> [WHAT TO PRODUCE]
Find every line of the records that has "highlighted" and return it.

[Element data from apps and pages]
--- START ---

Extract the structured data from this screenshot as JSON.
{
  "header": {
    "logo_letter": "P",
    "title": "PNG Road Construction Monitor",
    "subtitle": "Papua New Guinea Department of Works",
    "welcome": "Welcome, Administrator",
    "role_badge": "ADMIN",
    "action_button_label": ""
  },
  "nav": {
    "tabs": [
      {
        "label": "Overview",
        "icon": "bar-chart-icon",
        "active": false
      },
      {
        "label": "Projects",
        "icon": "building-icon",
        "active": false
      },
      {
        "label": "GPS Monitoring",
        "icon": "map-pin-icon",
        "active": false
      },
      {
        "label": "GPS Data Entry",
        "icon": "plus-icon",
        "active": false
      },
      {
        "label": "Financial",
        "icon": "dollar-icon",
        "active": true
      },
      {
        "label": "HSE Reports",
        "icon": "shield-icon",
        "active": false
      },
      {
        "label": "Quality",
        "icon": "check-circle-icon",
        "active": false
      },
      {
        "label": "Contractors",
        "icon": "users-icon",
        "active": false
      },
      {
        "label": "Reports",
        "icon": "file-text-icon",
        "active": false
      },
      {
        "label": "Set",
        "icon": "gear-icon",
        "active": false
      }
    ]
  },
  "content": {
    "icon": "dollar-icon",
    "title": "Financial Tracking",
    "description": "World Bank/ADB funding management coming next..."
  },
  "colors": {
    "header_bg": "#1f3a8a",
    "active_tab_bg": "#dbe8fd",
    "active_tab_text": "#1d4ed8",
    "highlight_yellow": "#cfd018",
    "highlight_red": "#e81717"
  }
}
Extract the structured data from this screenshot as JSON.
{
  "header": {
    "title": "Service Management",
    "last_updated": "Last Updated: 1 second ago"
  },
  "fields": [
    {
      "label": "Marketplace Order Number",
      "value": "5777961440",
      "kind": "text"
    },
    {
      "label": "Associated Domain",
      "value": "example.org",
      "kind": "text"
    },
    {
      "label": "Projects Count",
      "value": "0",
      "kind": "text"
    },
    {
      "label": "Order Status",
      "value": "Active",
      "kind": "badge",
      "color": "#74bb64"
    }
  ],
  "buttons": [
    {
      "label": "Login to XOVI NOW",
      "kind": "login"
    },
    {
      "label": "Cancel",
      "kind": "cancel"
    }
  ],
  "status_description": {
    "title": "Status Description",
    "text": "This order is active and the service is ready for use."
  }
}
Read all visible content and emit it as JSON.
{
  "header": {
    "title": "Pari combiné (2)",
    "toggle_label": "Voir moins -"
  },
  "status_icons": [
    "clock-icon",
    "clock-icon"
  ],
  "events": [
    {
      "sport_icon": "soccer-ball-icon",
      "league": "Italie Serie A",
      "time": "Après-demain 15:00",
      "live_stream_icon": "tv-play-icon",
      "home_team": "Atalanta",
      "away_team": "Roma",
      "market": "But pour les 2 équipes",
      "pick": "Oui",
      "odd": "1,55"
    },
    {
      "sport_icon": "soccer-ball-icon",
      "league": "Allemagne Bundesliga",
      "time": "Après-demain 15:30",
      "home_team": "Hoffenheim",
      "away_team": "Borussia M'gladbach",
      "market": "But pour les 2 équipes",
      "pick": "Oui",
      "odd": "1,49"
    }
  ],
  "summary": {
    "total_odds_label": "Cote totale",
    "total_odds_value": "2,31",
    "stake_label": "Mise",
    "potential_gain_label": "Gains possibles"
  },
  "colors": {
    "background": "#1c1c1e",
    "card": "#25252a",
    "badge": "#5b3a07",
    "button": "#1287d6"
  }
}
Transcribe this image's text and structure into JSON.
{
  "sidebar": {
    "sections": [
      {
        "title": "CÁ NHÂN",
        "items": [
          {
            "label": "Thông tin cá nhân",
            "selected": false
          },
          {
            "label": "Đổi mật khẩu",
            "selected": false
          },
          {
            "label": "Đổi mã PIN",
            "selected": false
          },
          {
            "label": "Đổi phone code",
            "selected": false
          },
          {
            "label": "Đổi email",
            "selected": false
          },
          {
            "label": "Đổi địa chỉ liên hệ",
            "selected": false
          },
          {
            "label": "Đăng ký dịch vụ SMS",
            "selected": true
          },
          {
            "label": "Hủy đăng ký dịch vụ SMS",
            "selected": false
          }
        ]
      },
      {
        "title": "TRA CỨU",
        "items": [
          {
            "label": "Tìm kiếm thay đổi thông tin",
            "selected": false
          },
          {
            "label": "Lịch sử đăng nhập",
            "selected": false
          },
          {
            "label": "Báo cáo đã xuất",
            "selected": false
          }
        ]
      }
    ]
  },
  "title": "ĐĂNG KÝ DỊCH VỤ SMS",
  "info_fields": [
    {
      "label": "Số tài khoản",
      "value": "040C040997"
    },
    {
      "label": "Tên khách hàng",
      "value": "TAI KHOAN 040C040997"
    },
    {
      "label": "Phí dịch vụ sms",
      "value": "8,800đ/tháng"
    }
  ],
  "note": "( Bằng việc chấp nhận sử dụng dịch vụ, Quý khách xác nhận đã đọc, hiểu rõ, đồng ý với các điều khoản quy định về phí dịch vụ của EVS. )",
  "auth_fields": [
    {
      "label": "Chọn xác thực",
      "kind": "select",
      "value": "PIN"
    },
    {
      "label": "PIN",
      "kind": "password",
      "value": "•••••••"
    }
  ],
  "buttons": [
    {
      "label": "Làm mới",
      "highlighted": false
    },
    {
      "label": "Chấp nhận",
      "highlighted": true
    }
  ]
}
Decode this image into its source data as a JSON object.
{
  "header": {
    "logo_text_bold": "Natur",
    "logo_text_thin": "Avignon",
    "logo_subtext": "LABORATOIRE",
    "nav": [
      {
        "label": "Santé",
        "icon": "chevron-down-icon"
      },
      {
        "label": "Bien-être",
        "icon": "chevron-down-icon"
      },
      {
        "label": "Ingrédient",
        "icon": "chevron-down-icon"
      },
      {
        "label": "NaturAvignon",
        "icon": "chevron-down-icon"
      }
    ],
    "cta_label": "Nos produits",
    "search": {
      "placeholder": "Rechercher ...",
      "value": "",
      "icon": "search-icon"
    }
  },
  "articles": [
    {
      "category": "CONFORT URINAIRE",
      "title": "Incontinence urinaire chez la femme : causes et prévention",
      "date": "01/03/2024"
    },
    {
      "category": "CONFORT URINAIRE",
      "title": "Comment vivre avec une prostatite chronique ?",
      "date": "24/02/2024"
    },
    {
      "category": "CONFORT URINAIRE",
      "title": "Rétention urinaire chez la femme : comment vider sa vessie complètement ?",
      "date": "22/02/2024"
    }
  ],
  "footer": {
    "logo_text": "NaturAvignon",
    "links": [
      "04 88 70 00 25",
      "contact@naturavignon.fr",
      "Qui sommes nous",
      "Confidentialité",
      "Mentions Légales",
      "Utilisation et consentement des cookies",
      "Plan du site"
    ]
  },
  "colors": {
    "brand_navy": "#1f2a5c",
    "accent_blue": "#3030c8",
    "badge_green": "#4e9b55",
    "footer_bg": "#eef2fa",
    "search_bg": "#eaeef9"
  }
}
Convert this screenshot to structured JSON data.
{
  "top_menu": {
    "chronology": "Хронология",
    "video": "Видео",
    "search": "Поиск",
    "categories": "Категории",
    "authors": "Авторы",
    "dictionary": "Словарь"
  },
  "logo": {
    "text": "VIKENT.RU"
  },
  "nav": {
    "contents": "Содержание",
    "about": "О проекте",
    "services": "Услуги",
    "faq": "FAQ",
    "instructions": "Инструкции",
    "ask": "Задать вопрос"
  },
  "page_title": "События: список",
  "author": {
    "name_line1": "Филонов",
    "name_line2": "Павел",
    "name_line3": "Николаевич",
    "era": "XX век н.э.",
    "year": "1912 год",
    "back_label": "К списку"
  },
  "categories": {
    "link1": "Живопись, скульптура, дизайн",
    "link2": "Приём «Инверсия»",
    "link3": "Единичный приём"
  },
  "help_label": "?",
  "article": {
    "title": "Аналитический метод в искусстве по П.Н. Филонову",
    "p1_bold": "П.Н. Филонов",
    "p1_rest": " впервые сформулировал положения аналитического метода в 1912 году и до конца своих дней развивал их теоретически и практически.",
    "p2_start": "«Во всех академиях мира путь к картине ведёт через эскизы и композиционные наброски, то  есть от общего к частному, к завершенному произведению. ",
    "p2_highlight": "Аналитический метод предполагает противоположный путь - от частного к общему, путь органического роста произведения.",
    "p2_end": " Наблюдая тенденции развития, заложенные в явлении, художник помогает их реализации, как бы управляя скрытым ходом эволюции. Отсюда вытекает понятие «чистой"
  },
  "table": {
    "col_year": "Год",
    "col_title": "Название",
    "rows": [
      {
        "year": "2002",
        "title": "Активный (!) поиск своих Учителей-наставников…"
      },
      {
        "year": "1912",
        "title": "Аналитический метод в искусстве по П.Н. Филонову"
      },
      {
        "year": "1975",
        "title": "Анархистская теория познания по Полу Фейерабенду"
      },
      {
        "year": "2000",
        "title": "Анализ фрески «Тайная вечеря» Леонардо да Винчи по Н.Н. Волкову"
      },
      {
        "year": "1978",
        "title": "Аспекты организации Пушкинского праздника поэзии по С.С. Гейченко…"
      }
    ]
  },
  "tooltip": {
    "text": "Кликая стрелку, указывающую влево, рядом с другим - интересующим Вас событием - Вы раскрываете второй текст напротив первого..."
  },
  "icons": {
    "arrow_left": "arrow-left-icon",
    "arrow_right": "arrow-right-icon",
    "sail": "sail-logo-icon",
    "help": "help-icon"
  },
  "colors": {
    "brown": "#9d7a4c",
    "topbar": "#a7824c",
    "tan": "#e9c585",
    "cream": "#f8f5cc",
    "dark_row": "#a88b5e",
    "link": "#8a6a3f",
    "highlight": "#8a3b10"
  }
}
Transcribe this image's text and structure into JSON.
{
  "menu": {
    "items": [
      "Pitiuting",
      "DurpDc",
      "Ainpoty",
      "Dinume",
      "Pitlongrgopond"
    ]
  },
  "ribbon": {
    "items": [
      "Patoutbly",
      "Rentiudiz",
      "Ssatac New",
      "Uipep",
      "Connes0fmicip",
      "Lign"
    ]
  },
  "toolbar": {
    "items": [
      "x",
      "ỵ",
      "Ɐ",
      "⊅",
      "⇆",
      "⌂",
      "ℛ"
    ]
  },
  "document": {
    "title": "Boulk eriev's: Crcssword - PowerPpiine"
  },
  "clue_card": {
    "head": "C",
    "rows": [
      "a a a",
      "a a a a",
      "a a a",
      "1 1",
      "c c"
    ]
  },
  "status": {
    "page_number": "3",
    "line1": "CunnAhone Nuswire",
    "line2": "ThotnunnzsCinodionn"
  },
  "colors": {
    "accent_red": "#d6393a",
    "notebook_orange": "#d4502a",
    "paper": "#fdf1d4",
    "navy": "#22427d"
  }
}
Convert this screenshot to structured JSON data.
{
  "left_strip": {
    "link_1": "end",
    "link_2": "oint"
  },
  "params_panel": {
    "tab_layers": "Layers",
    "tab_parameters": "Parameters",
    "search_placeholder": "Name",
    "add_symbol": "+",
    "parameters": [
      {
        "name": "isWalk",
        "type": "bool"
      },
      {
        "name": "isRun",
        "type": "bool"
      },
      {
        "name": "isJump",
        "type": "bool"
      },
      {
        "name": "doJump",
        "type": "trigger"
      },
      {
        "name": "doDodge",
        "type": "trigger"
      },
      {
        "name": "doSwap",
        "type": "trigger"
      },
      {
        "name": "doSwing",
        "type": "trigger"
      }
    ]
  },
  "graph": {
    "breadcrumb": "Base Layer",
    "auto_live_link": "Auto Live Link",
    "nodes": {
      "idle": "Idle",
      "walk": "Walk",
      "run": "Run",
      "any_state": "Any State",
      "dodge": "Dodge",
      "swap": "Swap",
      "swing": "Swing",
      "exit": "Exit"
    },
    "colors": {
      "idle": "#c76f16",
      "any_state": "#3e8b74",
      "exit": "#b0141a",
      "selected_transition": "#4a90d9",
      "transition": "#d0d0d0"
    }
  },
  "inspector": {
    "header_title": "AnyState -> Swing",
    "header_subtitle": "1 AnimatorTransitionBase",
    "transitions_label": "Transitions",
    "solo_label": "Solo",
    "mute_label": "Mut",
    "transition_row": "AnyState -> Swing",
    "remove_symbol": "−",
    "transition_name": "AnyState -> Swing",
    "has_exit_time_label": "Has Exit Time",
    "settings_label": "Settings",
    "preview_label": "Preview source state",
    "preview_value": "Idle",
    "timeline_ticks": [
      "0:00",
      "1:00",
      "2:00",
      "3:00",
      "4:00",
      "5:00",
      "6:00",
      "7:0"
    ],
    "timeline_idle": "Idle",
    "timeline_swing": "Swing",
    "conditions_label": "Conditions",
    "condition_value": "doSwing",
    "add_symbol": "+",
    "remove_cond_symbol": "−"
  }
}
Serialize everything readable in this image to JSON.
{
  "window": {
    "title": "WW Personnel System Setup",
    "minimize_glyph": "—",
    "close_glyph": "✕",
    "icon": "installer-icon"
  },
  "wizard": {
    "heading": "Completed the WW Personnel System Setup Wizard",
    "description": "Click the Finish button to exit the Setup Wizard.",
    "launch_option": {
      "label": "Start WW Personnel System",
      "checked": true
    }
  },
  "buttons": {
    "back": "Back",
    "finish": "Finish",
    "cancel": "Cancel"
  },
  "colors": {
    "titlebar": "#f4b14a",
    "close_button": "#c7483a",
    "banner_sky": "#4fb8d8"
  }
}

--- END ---

> [EXERCISE SOLUTION]
      "highlighted": false
      "highlighted": true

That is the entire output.